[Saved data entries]
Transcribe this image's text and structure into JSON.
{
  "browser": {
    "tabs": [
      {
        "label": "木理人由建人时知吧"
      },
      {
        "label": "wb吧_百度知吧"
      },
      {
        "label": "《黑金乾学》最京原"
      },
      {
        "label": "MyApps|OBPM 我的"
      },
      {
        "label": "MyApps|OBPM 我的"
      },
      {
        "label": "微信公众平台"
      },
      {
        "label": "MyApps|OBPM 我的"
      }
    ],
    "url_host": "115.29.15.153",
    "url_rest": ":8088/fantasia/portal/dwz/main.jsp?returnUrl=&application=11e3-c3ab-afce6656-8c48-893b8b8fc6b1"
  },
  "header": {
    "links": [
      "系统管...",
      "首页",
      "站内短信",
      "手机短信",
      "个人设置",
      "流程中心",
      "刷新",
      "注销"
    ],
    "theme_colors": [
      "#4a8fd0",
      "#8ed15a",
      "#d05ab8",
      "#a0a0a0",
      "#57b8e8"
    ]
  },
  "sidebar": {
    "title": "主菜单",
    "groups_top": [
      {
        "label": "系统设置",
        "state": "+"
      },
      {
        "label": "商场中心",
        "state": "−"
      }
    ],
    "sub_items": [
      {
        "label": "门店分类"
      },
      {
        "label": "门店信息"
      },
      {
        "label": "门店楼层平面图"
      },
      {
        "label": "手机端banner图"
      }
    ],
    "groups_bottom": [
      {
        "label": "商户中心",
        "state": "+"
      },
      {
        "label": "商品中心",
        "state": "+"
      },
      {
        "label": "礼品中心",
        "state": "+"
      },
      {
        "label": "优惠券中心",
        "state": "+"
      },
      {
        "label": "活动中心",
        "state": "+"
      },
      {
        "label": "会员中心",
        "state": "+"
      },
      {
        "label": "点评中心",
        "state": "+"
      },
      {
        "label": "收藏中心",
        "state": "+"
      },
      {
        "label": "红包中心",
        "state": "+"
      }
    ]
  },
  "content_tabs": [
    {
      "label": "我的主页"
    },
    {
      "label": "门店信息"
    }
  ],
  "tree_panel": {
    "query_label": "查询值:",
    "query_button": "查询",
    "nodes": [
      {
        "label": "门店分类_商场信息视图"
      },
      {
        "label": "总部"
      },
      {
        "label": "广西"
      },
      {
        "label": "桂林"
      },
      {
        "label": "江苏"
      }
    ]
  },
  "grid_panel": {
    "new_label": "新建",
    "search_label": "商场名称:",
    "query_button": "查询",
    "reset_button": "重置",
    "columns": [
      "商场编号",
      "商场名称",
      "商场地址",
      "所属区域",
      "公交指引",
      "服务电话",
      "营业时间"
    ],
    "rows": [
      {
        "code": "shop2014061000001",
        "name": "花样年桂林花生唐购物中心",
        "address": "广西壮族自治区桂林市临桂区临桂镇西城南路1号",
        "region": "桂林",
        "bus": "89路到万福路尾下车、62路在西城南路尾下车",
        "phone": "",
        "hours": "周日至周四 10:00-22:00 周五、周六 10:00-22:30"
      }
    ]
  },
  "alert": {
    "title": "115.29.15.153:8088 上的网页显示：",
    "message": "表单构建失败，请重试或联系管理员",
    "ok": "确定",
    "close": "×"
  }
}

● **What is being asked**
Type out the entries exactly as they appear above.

● **Answer box**
Transcribe this image's text and structure into JSON.
{
  "browser": {
    "tabs": [
      {
        "label": "木理人由建人时知吧"
      },
      {
        "label": "wb吧_百度知吧"
      },
      {
        "label": "《黑金乾学》最京原"
      },
      {
        "label": "MyApps|OBPM 我的"
      },
      {
        "label": "MyApps|OBPM 我的"
      },
      {
        "label": "微信公众平台"
      },
      {
        "label": "MyApps|OBPM 我的"
      }
    ],
    "url_host": "115.29.15.153",
    "url_rest": ":8088/fantasia/portal/dwz/main.jsp?returnUrl=&application=11e3-c3ab-afce6656-8c48-893b8b8fc6b1"
  },
  "header": {
    "links": [
      "系统管...",
      "首页",
      "站内短信",
      "手机短信",
      "个人设置",
      "流程中心",
      "刷新",
      "注销"
    ],
    "theme_colors": [
      "#4a8fd0",
      "#8ed15a",
      "#d05ab8",
      "#a0a0a0",
      "#57b8e8"
    ]
  },
  "sidebar": {
    "title": "主菜单",
    "groups_top": [
      {
        "label": "系统设置",
        "state": "+"
      },
      {
        "label": "商场中心",
        "state": "−"
      }
    ],
    "sub_items": [
      {
        "label": "门店分类"
      },
      {
        "label": "门店信息"
      },
      {
        "label": "门店楼层平面图"
      },
      {
        "label": "手机端banner图"
      }
    ],
    "groups_bottom": [
      {
        "label": "商户中心",
        "state": "+"
      },
      {
        "label": "商品中心",
        "state": "+"
      },
      {
        "label": "礼品中心",
        "state": "+"
      },
      {
        "label": "优惠券中心",
        "state": "+"
      },
      {
        "label": "活动中心",
        "state": "+"
      },
      {
        "label": "会员中心",
        "state": "+"
      },
      {
        "label": "点评中心",
        "state": "+"
      },
      {
        "label": "收藏中心",
        "state": "+"
      },
      {
        "label": "红包中心",
        "state": "+"
      }
    ]
  },
  "content_tabs": [
    {
      "label": "我的主页"
    },
    {
      "label": "门店信息"
    }
  ],
  "tree_panel": {
    "query_label": "查询值:",
    "query_button": "查询",
    "nodes": [
      {
        "label": "门店分类_商场信息视图"
      },
      {
        "label": "总部"
      },
      {
        "label": "广西"
      },
      {
        "label": "桂林"
      },
      {
        "label": "江苏"
      }
    ]
  },
  "grid_panel": {
    "new_label": "新建",
    "search_label": "商场名称:",
    "query_button": "查询",
    "reset_button": "重置",
    "columns": [
      "商场编号",
      "商场名称",
      "商场地址",
      "所属区域",
      "公交指引",
      "服务电话",
      "营业时间"
    ],
    "rows": [
      {
        "code": "shop2014061000001",
        "name": "花样年桂林花生唐购物中心",
        "address": "广西壮族自治区桂林市临桂区临桂镇西城南路1号",
        "region": "桂林",
        "bus": "89路到万福路尾下车、62路在西城南路尾下车",
        "phone": "",
        "hours": "周日至周四 10:00-22:00 周五、周六 10:00-22:30"
      }
    ]
  },
  "alert": {
    "title": "115.29.15.153:8088 上的网页显示：",
    "message": "表单构建失败，请重试或联系管理员",
    "ok": "确定",
    "close": "×"
  }
}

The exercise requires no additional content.